We encourage you to explore what else can be achieved with OpenLineage. A job orchestrator like Apache Airflow is only one piece of a data platform and not all possible data lineage can be captured on it. We recommend exploring OpenLineage’s integration with other platforms like Apache Spark or dbt. For more information, refer to Integrations.

Additionally, we recommend you visit the AWS Big Data Blog for other useful blog posts on Amazon MWAA and data governance on AWS.

About the Authors

Stephen Said is a Senior Solutions Architect and works with Digital Native Businesses. His areas of interest are data analytics, data platforms and cloud-native software engineering.

Vishwanatha Nayak is a Senior Solutions Architect at AWS. He works with large enterprise customers helping them design and build secure, cost-effective, and reliable modern data platforms using the AWS cloud. He is passionate about technology and likes sharing knowledge through blog posts and twitch sessions.

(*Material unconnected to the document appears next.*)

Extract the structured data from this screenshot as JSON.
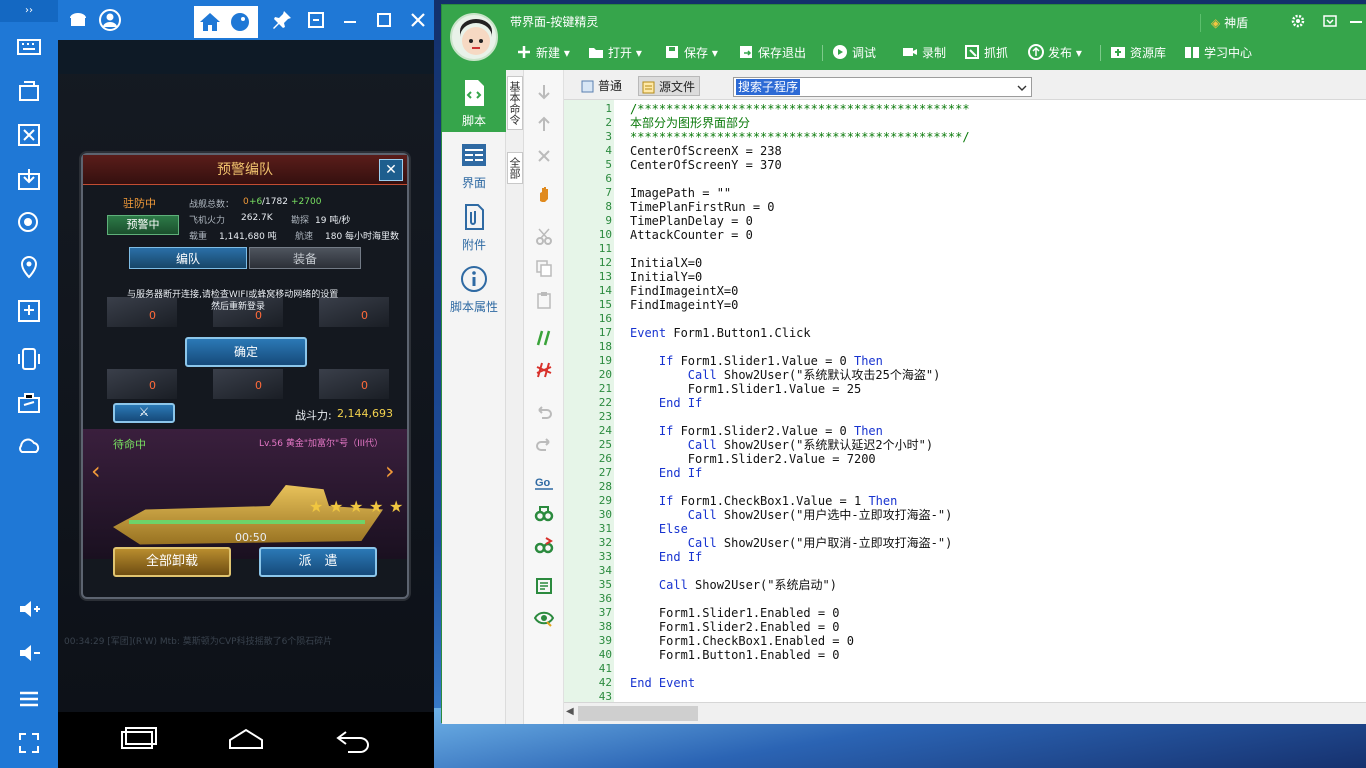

Paul Villena is an Analytics Solutions Architect with expertise in building modern data and analytics solutions to drive business value. He works with customers to help them harness the power of the cloud. His areas of interests are infrastructure-as-code, serverless technologies and coding in Python.